• [Task to carry out]
Could you copy exactly the lines from the one containing "Read all visible content and emit it as JSON." through the last line of the records below, and nothing else?
+++ The data +++
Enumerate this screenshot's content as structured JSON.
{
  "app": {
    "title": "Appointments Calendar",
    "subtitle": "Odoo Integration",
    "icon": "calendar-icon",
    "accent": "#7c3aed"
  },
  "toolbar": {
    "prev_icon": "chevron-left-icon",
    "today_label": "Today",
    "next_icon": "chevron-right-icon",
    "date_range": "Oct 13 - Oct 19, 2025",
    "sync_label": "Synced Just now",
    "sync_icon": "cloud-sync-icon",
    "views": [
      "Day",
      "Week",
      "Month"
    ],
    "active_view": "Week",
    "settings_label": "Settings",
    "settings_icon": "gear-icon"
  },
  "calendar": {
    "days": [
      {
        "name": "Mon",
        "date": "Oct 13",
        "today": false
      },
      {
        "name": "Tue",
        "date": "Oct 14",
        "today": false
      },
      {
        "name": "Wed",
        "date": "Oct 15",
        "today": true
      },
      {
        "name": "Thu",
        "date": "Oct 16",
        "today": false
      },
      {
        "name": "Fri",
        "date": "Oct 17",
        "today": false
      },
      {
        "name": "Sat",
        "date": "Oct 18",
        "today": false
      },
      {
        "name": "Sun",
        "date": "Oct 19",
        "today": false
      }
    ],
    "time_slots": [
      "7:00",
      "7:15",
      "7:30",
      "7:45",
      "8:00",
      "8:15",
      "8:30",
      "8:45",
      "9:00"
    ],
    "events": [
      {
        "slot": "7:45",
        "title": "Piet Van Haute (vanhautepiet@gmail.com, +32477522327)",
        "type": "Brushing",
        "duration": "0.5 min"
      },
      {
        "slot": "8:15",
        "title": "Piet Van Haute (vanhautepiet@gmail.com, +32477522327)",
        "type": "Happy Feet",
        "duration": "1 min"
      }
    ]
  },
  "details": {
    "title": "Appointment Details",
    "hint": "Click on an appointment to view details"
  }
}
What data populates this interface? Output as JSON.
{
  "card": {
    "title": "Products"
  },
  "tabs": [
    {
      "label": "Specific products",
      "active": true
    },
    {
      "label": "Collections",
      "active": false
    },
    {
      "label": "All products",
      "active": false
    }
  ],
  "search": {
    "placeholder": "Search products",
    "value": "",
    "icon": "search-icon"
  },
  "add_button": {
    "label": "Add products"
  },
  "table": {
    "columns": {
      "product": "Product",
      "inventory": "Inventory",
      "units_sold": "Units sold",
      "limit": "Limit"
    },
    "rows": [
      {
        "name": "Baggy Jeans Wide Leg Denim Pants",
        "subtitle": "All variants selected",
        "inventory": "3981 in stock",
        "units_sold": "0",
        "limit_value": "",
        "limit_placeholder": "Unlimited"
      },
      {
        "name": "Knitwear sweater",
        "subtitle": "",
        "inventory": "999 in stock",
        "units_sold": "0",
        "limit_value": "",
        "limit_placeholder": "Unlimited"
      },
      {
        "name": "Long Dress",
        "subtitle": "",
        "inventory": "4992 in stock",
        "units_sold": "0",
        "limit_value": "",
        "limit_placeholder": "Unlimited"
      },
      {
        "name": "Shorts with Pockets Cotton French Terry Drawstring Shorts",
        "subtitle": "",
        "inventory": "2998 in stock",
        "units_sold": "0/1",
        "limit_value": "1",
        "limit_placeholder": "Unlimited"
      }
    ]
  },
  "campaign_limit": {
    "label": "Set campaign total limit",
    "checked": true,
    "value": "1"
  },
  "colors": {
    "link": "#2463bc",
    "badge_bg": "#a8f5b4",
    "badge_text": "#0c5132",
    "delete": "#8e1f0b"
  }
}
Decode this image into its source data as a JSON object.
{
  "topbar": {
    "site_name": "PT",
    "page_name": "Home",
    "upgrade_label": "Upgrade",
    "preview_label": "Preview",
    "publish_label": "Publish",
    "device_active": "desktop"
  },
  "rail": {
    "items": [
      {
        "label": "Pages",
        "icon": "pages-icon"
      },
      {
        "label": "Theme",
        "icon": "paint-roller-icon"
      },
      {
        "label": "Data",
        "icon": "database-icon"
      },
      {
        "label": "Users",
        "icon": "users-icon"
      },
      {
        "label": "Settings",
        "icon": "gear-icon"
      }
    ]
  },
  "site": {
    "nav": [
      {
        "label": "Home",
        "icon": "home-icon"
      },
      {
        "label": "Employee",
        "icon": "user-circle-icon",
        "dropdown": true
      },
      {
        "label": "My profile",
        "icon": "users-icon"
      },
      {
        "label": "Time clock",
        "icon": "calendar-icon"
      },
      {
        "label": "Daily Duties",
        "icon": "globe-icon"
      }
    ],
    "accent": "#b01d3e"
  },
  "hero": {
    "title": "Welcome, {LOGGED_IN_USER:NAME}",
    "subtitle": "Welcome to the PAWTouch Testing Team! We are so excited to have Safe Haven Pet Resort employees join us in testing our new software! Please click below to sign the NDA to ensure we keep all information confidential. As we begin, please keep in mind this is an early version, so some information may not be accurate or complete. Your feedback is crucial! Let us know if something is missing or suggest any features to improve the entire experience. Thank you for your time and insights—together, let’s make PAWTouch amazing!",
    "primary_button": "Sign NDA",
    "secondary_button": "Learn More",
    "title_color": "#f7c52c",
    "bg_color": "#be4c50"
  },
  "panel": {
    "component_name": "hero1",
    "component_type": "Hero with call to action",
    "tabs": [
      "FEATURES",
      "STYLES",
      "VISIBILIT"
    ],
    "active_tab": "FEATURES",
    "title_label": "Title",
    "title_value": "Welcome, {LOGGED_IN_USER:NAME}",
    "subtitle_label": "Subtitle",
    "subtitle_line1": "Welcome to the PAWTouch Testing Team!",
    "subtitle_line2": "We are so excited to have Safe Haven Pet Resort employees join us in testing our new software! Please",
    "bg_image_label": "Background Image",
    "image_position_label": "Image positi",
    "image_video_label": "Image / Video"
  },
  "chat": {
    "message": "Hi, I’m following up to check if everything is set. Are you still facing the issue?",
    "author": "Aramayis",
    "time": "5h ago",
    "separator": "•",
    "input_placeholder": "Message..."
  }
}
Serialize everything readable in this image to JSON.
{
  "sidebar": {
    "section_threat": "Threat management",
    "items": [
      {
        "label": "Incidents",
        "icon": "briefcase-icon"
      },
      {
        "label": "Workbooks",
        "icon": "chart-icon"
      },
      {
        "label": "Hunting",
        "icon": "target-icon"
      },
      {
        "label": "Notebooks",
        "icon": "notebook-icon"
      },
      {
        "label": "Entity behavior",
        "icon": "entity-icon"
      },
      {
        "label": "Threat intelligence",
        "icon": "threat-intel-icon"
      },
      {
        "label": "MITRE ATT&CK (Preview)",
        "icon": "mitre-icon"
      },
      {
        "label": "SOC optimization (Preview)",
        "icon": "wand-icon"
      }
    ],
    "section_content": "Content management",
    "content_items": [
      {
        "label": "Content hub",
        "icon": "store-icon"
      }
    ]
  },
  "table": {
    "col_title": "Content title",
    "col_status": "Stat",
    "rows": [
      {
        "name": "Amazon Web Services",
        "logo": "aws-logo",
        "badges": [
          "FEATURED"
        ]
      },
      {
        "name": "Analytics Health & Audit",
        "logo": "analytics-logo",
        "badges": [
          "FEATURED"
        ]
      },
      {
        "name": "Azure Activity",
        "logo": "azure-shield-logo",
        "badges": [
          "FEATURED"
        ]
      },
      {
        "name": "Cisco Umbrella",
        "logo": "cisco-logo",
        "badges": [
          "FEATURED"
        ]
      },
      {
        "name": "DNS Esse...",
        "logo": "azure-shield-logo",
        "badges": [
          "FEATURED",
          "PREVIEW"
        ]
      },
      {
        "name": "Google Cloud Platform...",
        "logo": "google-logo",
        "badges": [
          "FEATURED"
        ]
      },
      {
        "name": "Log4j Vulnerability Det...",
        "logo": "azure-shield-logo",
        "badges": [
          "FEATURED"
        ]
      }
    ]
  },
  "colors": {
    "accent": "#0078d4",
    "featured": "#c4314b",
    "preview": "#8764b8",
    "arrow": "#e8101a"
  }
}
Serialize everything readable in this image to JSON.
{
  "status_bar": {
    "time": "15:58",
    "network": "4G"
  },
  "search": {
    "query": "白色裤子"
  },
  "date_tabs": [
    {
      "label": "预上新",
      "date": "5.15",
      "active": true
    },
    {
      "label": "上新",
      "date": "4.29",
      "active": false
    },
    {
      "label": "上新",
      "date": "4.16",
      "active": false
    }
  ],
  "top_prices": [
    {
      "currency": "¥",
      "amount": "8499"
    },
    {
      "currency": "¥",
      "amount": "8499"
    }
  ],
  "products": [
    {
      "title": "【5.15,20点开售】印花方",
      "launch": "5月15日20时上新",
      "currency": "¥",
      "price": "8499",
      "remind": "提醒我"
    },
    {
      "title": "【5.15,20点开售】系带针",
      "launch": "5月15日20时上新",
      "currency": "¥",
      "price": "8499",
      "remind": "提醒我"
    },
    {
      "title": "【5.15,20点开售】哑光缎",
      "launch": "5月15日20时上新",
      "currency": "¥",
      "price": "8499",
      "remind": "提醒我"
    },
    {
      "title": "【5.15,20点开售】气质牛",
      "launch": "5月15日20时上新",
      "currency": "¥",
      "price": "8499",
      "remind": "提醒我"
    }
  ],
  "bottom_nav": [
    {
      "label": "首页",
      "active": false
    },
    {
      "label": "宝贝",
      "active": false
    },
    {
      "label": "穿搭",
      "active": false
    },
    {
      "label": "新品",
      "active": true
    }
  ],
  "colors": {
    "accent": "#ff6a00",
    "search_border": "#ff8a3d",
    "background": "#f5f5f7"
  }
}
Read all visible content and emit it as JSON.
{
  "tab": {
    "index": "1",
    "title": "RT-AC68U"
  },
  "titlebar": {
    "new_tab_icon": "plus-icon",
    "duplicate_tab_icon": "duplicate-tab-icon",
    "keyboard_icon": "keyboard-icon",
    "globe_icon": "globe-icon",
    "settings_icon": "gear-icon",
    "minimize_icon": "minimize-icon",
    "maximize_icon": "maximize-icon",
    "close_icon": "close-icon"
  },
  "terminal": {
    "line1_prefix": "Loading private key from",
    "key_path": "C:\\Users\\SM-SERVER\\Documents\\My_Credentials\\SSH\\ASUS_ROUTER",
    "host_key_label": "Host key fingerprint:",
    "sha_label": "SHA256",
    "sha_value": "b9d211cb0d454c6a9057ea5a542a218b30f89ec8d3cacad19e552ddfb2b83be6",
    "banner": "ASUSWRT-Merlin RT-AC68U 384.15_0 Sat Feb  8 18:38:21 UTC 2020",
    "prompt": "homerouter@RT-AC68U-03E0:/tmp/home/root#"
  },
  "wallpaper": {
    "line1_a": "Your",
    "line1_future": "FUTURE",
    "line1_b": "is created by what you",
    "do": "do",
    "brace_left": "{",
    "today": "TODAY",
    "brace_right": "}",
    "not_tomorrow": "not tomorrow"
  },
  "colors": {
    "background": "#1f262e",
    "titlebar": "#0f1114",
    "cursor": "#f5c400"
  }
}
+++
• [Written response]
Read all visible content and emit it as JSON.
{
  "tab": {
    "index": "1",
    "title": "RT-AC68U"
  },
  "titlebar": {
    "new_tab_icon": "plus-icon",
    "duplicate_tab_icon": "duplicate-tab-icon",
    "keyboard_icon": "keyboard-icon",
    "globe_icon": "globe-icon",
    "settings_icon": "gear-icon",
    "minimize_icon": "minimize-icon",
    "maximize_icon": "maximize-icon",
    "close_icon": "close-icon"
  },
  "terminal": {
    "line1_prefix": "Loading private key from",
    "key_path": "C:\\Users\\SM-SERVER\\Documents\\My_Credentials\\SSH\\ASUS_ROUTER",
    "host_key_label": "Host key fingerprint:",
    "sha_label": "SHA256",
    "sha_value": "b9d211cb0d454c6a9057ea5a542a218b30f89ec8d3cacad19e552ddfb2b83be6",
    "banner": "ASUSWRT-Merlin RT-AC68U 384.15_0 Sat Feb  8 18:38:21 UTC 2020",
    "prompt": "homerouter@RT-AC68U-03E0:/tmp/home/root#"
  },
  "wallpaper": {
    "line1_a": "Your",
    "line1_future": "FUTURE",
    "line1_b": "is created by what you",
    "do": "do",
    "brace_left": "{",
    "today": "TODAY",
    "brace_right": "}",
    "not_tomorrow": "not tomorrow"
  },
  "colors": {
    "background": "#1f262e",
    "titlebar": "#0f1114",
    "cursor": "#f5c400"
  }
}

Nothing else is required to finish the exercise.